The rules of creating and supervising the Daily Carer are set out in the Act of 4 February 2011 on care for children aged 3 and under (Dz. U. No. 45, item 235, as amended).
The Daily Carer is a form where one qualified person works with five children. The Act provides for the possibility of increasing the group to eight children provided that the parents are on duty as volunteers. The group must be smaller if at least one child is under one year old or has a disability.

The Daily Carer can be set up in a home or in premises provided by, for example, the municipality or a company. The manner in which the children are fed is determined jointly by the parents and the carer. The operation of the facility is supervised by the municipality.

In order to become a Daily Carer worker, all that is required is a high school education and 160 hours of training, including thirty hours of practical training. Such training is provided by, among others, the Comenius Institute (more here>>>).

Parents are important

In the Child Development Foundation model, parents co-run the Day Care Centre. The children are always looked after by two people – a carer and one of the parents or a person nominated by them (usually members of the child’s family). This guarantees not only safety, but also higher quality, mutual control and exchange of experience.


For the municipality:
No special infrastructure is needed to create a Day Care Centre, a premises is enough, preferably with direct access to the outdoors. You don’t need a lot of space, even forty or so meters with a bathroom and a small kitchen are enough for five children. In accordance with the provisions of the Act, the Day Care Centre does not have to meet the requirements necessary for nurseries and children’s clubs.

Parents establish strong ties with the caregivers/caregivers and with each other, creating a micro-community. This is extremely valuable for municipalities, especially in villages and small towns where depopulation is a growing problem. In cities, on the other hand, young parents are often very isolated and such places give them a sense of community life.

For parents:
Firstly, the Daily Carer offers mothers the opportunity to return to work. Part-time at first, because a small child has to get used to a new place and spends a few hours there, but it is a good start. Secondly, the point, by becoming a meeting place, gives young parents a reference group, which is important, especially in view of the decreasing number of children in the family. It increases parents’ sense of security, confidence, competence and skills. In addition, because the children are in a small group, they fall ill less often than in nurseries.

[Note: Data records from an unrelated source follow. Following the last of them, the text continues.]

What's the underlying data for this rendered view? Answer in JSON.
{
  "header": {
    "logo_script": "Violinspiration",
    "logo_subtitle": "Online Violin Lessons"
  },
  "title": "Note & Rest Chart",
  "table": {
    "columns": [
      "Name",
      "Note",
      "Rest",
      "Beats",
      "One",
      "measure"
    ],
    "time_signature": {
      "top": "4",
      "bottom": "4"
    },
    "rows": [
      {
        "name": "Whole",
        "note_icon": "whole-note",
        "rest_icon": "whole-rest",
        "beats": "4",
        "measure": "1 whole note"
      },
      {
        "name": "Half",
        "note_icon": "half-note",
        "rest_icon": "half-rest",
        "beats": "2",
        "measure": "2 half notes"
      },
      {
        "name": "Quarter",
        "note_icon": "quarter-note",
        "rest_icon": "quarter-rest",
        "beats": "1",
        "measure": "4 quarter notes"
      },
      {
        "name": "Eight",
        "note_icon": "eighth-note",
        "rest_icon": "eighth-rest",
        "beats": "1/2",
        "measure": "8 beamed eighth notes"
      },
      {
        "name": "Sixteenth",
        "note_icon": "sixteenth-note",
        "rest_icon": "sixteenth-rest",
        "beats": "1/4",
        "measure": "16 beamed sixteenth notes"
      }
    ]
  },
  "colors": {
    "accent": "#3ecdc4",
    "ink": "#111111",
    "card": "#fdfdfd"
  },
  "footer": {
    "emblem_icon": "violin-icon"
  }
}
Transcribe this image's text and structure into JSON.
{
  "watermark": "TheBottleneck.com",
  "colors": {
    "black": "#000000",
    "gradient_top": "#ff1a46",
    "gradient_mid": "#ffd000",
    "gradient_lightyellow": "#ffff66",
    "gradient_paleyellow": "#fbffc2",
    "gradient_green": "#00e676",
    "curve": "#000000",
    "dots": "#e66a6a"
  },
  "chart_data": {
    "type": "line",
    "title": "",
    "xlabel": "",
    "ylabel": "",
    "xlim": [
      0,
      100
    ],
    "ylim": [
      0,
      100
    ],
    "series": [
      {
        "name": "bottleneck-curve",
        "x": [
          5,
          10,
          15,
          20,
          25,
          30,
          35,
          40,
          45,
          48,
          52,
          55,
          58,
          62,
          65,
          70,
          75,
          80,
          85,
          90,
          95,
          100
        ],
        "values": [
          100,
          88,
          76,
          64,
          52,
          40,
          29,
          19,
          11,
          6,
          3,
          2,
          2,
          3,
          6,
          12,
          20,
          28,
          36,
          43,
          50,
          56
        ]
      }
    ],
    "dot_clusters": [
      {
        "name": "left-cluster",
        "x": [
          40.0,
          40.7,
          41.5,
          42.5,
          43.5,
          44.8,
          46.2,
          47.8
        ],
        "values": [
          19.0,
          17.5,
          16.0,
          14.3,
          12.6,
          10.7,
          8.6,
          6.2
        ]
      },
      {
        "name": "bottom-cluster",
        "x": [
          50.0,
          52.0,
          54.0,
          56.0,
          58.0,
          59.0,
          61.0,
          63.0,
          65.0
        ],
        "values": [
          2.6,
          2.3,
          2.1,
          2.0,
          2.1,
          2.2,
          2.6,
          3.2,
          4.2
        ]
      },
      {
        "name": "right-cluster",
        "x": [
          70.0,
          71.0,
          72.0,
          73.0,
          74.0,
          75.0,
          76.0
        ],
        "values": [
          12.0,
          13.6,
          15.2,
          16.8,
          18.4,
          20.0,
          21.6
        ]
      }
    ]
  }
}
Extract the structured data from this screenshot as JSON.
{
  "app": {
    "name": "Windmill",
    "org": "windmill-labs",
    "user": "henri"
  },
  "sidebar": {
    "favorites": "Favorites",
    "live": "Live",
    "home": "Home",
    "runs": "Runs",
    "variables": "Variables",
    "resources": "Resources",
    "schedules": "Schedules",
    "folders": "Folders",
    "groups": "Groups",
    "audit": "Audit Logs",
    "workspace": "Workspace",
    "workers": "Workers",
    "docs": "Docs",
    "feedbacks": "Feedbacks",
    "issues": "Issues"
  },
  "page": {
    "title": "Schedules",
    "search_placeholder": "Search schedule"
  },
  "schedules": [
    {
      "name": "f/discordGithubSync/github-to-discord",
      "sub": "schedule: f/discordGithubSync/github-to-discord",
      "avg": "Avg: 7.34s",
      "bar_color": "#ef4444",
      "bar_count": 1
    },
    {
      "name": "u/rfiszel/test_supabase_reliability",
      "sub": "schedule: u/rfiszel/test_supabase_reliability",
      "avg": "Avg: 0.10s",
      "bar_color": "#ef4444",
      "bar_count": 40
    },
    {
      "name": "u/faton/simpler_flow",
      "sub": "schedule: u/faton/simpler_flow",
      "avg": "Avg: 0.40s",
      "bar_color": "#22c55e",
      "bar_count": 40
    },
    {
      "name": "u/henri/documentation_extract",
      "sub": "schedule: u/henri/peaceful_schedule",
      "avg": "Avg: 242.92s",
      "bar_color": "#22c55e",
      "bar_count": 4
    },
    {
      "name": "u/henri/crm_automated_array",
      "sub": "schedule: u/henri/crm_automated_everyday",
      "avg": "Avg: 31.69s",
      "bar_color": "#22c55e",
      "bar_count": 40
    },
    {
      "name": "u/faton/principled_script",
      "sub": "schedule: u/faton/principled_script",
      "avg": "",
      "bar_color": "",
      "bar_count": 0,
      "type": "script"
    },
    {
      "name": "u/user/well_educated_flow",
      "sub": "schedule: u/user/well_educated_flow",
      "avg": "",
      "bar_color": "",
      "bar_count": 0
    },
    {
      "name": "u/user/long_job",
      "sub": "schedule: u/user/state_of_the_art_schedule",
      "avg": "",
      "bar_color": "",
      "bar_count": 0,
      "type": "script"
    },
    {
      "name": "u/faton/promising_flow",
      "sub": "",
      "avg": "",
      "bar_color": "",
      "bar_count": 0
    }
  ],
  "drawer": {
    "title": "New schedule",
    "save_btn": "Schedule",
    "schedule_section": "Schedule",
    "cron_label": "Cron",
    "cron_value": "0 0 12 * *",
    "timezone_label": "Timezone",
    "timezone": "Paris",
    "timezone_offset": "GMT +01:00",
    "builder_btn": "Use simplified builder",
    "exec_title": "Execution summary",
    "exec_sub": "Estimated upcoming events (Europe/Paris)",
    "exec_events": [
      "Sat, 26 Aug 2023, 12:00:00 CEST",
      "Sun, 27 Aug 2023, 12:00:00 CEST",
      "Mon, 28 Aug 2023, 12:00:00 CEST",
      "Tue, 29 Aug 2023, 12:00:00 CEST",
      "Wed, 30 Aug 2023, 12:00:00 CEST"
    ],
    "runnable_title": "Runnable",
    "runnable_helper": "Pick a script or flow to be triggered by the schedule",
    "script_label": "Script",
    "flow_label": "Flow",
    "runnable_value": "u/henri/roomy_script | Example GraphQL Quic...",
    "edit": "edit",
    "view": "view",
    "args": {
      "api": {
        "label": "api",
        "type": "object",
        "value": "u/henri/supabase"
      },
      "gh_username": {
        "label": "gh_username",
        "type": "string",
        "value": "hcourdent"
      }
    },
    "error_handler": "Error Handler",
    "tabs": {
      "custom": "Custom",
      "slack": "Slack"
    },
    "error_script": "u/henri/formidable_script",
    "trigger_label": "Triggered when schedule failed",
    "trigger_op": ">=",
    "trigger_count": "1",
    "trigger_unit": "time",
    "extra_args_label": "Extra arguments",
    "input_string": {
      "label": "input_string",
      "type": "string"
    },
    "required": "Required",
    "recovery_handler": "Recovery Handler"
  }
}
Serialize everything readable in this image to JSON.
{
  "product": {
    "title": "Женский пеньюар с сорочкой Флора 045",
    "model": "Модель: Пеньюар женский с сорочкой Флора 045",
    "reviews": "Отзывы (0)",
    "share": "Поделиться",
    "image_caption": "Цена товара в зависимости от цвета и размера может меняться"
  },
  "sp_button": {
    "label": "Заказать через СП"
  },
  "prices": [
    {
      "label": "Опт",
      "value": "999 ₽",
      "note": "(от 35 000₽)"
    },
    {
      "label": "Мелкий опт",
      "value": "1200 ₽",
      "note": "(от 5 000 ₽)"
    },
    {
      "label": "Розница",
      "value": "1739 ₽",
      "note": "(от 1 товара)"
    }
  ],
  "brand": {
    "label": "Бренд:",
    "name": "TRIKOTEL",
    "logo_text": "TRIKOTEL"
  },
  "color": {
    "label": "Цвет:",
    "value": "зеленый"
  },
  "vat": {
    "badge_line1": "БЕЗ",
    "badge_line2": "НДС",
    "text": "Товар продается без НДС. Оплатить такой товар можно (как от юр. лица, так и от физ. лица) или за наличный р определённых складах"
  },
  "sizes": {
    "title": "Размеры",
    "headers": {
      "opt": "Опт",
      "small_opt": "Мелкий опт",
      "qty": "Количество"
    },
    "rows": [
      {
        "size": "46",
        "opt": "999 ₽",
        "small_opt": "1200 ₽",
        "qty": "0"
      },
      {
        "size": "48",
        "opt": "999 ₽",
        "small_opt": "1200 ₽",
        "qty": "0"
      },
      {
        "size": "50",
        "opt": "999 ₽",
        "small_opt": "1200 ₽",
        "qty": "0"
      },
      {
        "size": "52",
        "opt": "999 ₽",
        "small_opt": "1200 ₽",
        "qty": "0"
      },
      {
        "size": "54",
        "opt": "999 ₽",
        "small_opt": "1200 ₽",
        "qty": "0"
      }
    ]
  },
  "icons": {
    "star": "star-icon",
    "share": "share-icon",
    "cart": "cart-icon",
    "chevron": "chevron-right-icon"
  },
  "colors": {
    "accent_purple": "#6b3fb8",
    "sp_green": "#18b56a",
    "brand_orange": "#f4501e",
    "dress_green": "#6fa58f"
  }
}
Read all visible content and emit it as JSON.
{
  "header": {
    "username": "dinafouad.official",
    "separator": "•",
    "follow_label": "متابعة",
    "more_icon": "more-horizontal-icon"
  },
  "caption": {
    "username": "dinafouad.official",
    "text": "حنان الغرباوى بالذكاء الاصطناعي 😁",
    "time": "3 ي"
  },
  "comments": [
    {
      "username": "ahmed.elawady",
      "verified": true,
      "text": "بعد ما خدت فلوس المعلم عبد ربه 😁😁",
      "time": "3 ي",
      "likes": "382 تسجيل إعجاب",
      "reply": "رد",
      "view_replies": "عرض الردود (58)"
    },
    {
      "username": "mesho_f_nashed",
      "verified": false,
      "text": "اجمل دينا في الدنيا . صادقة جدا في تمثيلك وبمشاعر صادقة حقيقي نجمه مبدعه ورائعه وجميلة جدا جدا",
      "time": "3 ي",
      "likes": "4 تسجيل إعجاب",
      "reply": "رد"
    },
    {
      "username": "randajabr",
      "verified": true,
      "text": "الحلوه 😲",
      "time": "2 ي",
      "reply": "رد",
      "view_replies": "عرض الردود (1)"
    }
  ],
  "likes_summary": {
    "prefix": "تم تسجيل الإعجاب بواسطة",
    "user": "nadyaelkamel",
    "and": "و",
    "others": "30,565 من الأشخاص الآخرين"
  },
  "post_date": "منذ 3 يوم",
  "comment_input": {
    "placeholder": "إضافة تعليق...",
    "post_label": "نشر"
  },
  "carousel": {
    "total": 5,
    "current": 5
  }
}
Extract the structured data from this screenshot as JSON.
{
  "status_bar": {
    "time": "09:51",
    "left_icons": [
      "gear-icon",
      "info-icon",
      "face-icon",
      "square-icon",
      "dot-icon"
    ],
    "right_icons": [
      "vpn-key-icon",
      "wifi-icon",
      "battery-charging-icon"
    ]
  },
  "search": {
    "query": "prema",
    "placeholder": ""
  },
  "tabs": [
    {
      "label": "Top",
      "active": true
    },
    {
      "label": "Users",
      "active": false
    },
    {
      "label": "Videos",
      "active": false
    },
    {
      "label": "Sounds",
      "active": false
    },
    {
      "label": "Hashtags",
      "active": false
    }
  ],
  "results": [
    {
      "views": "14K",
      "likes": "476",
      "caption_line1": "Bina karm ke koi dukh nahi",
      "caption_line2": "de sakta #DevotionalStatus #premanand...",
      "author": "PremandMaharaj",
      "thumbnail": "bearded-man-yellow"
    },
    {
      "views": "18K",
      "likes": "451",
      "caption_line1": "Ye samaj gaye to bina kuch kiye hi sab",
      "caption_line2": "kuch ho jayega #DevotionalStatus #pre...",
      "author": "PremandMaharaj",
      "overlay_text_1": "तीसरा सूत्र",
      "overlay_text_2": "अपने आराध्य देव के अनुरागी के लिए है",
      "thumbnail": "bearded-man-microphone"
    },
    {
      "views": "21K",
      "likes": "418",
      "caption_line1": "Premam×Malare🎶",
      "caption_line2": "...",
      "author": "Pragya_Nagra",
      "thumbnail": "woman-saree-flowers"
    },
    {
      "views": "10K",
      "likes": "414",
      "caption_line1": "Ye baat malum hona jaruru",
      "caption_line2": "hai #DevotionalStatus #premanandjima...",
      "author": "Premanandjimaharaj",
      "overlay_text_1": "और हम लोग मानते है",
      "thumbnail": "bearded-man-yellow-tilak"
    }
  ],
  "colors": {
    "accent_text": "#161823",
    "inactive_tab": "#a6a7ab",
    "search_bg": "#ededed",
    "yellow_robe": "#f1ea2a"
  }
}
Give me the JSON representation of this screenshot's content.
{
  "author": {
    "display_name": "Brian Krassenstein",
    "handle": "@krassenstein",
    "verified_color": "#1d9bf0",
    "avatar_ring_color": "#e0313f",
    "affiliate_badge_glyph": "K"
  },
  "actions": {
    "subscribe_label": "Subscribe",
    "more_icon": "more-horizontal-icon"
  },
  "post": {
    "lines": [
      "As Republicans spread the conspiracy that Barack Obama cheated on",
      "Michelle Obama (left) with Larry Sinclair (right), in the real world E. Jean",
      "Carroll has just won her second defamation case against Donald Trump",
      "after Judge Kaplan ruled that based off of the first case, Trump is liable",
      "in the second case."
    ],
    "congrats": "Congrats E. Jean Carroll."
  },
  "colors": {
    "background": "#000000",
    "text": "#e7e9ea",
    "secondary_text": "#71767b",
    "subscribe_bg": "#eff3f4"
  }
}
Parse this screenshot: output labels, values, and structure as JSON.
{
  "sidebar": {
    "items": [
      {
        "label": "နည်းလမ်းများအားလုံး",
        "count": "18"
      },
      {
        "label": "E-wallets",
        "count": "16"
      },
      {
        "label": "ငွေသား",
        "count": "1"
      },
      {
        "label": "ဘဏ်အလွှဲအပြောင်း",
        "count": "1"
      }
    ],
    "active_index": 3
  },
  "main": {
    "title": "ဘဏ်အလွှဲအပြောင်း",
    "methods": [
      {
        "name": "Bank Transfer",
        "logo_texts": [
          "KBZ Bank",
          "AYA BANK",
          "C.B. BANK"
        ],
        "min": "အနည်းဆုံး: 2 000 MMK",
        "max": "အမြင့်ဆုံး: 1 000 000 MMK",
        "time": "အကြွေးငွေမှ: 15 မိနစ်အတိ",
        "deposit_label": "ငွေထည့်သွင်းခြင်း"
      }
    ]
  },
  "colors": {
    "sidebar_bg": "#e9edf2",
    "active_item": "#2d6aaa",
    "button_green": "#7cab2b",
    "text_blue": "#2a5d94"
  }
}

For children:
Contrary to what you may hear, young children are social creatures. They are interested in each other, they play together, they build bonds. A one and a half year old child starts to be open to other children, looks at them, repeats after them, tries to make contact. This speeds up their development, they start to speak earlier, eat independently, learn to play together, communicate, try to solve conflicts, support each other and remember each other.
In order to benefit from being in a group, the child must feel safe and this is facilitated by three factors: adaptation, i.e. the time when they come with someone close to them and get used to the new place, the small group and the fact that they do not immediately stay for 8 hours.
Another issue is that the groups are different ages – the younger ones catch up by being with the older ones, and the older ones learn to be attentive to the younger ones. A bit like siblings. The work is easier when the group is diverse. When there are five children and two are already eating independently, only three need to be helped.

Mother say

Irene has made a huge developmental leap this year, especially in learning to speak. Because our group is small, you can see the needs of the children and there is time to respond to them. This can be done not only by the carer but also by the parent volunteer. Irene likes everyone at her point.

The adaptation took 24 days. During this time Irene and I went to the centre together and spent 2 to 5 hours a day there. It was a difficult time but we both felt at home there. I didn’t believe the counsellor when she said that we were waiting for the moment when Irena would let me go by myself. But that’s what happens – Irena tells me “papa mummy, go”.

The parents are much more involved at the Centre than at the nursery. You have to provide volunteers, cook, clean the Point and provide some of the equipment. This is a cost. But in return we get a stronger relationship with other parents. A flock is formed that raises the young together. The children have a close relationship with the other parents, they enjoy dishes that other mums specialise in, they learn about other models of parenting, cooking, other games. And all this still in a safe little circle.